Each of the effects of curcumin is broadly applicable to not just IBS, but also other bowel diseases, and research on its impact on these conditions can give us greater insight into the potential of curcumin in the treatment of IBS. In particular, inflammatory bowel diseases (IBDs) are relevant to patients with IBS because many researchers believe that the two families of pathologies are deeply related and potentially even identical.
In a clinical trial examining curcumin’s impact on IBDs, Crohn’s disease and ulcerative colitis patients experienced significant benefits from curcumin supplementation. In patients with Crohn’s disease, supplementation with 360 mg of curcumin thrice daily led to a 55 point reduction in Crohn’s disease activity indices. If a patient experienced this kind of point drop in the context of mild to moderate Crohn’s, it might be enough to quantitatively declare their disease as in remission. This level of symptom reduction is extremely promising, particularly as the patients did not receive traditional treatment during the period of the study, indicating that curcumin can have a meaningful impact when used in isolation.
In ulcerative colitis patients, on the other hand, curcumin was administered in concert with regular medication.

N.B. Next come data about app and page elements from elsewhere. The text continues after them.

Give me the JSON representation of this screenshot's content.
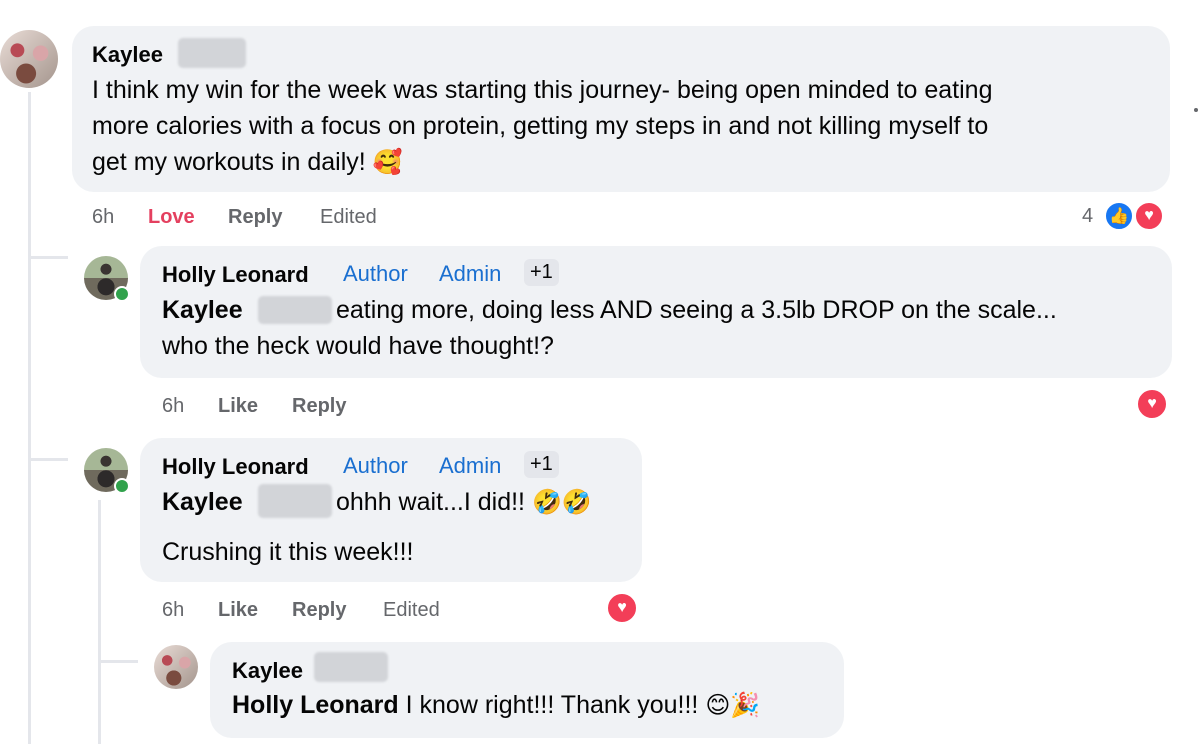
{
  "comments": [
    {
      "author": "Kaylee",
      "lines": [
        "I think my win for the week was starting this journey- being open minded to eating",
        "more calories with a focus on protein, getting my steps in and not killing myself to",
        "get my workouts in daily!"
      ],
      "emoji": "🥰",
      "time": "6h",
      "love_label": "Love",
      "reply_label": "Reply",
      "edited_label": "Edited",
      "reaction_count": "4"
    },
    {
      "author": "Holly Leonard",
      "badge_author": "Author",
      "badge_admin": "Admin",
      "badge_plus": "+1",
      "mention": "Kaylee",
      "text_line1": "eating more, doing less AND seeing a 3.5lb DROP on the scale...",
      "text_line2": "who the heck would have thought!?",
      "time": "6h",
      "like_label": "Like",
      "reply_label": "Reply"
    },
    {
      "author": "Holly Leonard",
      "badge_author": "Author",
      "badge_admin": "Admin",
      "badge_plus": "+1",
      "mention": "Kaylee",
      "text_line1": "ohhh wait...I did!!",
      "emoji": "🤣🤣",
      "text_line2": "Crushing it this week!!!",
      "time": "6h",
      "like_label": "Like",
      "reply_label": "Reply",
      "edited_label": "Edited"
    },
    {
      "author": "Kaylee",
      "mention": "Holly Leonard",
      "text": "I know right!!! Thank you!!!",
      "emoji": "😊🎉"
    }
  ],
  "icons": {
    "like": "thumbs-up-icon",
    "heart": "heart-icon"
  },
  "colors": {
    "bubble": "#f0f2f5",
    "link_blue": "#1a6fd0",
    "love_red": "#e4405f",
    "like_blue": "#1877f2",
    "online_green": "#31a24c"
  }
}
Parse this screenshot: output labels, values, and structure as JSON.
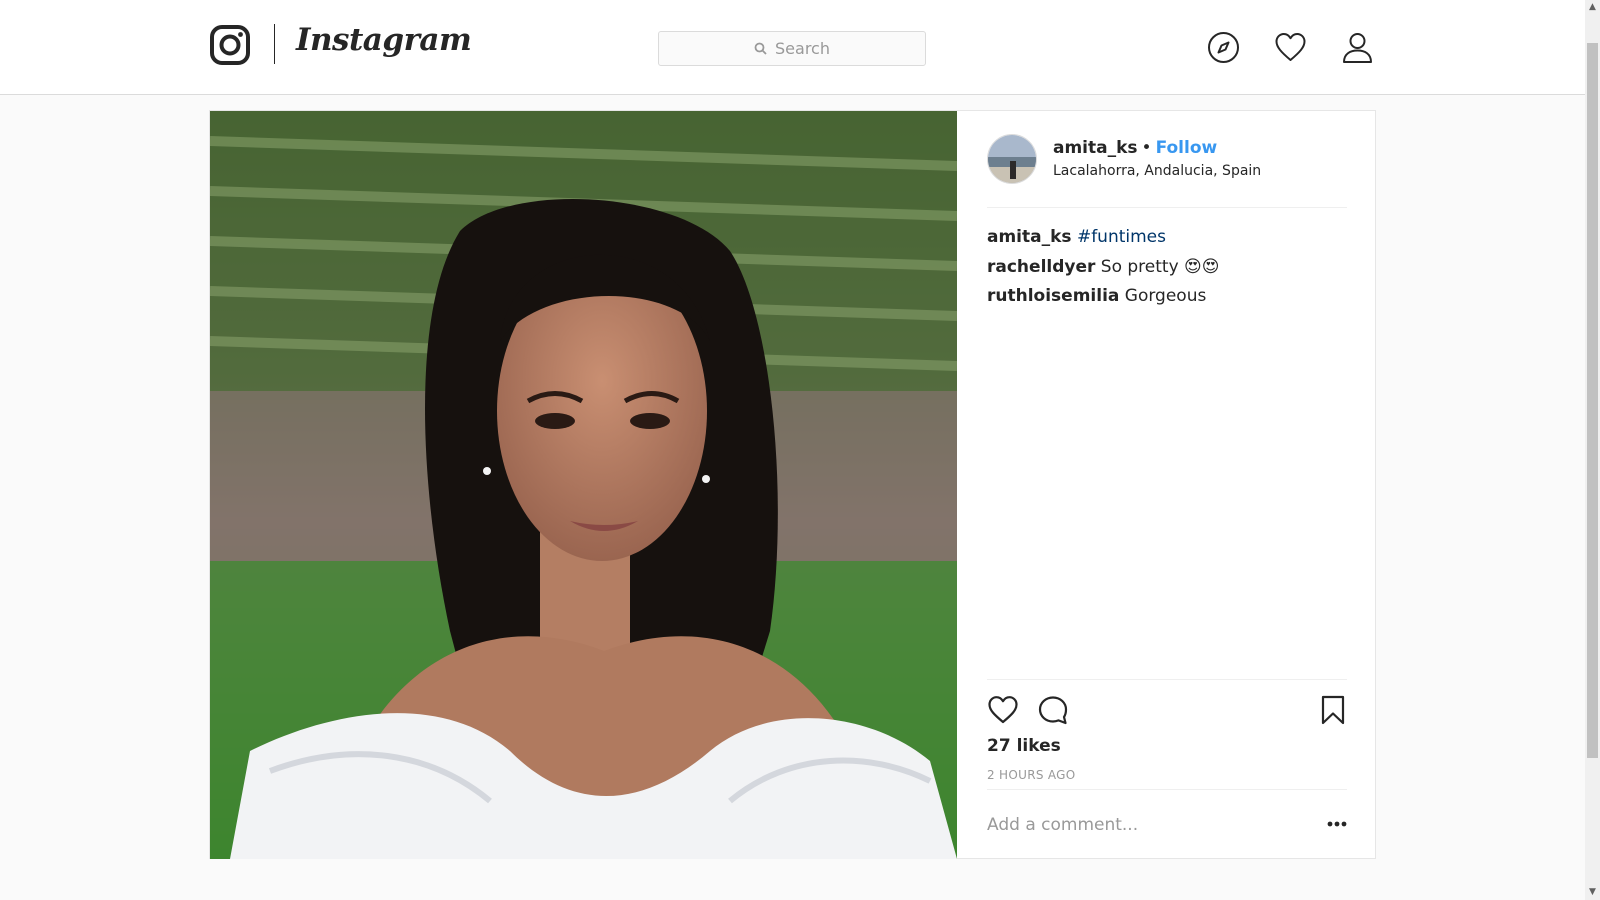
{
  "header": {
    "brand": "Instagram",
    "search_placeholder": "Search",
    "icons": [
      "instagram-glyph-icon",
      "search-icon",
      "compass-icon",
      "heart-icon",
      "person-icon"
    ]
  },
  "post": {
    "author": {
      "username": "amita_ks",
      "separator": "•",
      "follow_label": "Follow",
      "location": "Lacalahorra, Andalucia, Spain"
    },
    "caption": {
      "user": "amita_ks",
      "text": "#funtimes"
    },
    "comments": [
      {
        "user": "rachelldyer",
        "text": "So pretty 😍😍"
      },
      {
        "user": "ruthloisemilia",
        "text": "Gorgeous"
      }
    ],
    "likes": "27 likes",
    "timestamp": "2 HOURS AGO",
    "add_comment_placeholder": "Add a comment...",
    "colors": {
      "link": "#3897f0",
      "hashtag": "#003569",
      "muted": "#999999"
    }
  }
}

When curcumin was added to regular medication, 100% of the ulcerative colitis patients experienced significant improvements in their level of inflammation, and many were able to reduce their level of conventional medication intake as a result. A subsequent much larger controlled study of curcumin for ulcerative colitis further elucidated the efficacy of curcumin supplementation, finding that 20.5% of patients who received a placebo relapsed after treatment whereas only 4.65% who received curcumin relapsed. Significantly, the researchers who conducted the study found that the patients who received curcumin experienced much lower clinical indicators of ulcerative colitis severity, including morbidity.
The studies on IBD patients show that curcumin supplementation reliably decreases the gut’s ability to create large-scale inflammation and IBS patients can, therefore, benefit from the same mechanism if they have access to high-quality curcumin supplements.
Making Curcumin Bioavailable For Patient Reliefdesigned to optimize bioavailability show great promise in overcoming the compound’s obstacles to clinical application.
Dulbecco and Savarino speak enthusiastically about several new drug delivery mechanisms which might be used to create highly bioavailable curcumin supplements that could drastically improve the quality of life for IBS patients. With the help of these sophisticated drug delivery systems, patients gain access to the natural and highly tolerable curcumin that can give them the symptom relief and relapse protection that they are seeking. Physicians and patients can thus easily integrate specialized curcumin supplements into their regular IBS treatment plans to gain greater control over the disorder.
Bercik, P., Verdu, E. F., & Collins, S. M. 2005. Is irritable bowel syndrome a low-grade inflammatory bowel disease? Gastroenterology Clinics of North America, 34(2):235-245. https://www.ncbi.nlm.nih.gov/pubmed/15862932
Dulbecco, P., & Savarino, V. 2013. Therapeutic potential of curcumin in digestive diseases. World Journal of Gastroenterology, 19(48):9256-9270. https://www.ncbi.nlm.nih.gov/pmc/articles/PMC3882399/
Hanai, H., Iida, T., Takeuchi, K., Watanabe, F., & Maruyama, Y. 2006. Curcumin maintenance therapy for ulcerative colitis: randomized, multicenter, double-blind, placebo-controlled trial. Clinical Gastroenterology and Hepatology, 4(12):1502-1506. http://www.cghjournal.org/article/S1542-3565(06)00800-7/fulltext
Holt, P. R., Katz, S., & Kirshoff, R. 2005. Curcumin therapy in inflammatory bowel disease: a pilot study. Digestive Diseases and Sciences, 50(11):2191-2193. https://www.ncbi.nlm.nih.gov/pubmed/16240238/
Patwardhan, R. S., Checker, R., Sharma, D., Kohli, V., & Priyadarsini, K. 2011. Dimethoxycurcumin, a metabolically stable analogue of curcumin, exhibits anti-inflammatory activities in murine and human lymphocytes. Biochemical Pharmacology, 82(6):642-657. https://www.sciencedirect.com/science/article/abs/pii/S0006295211004072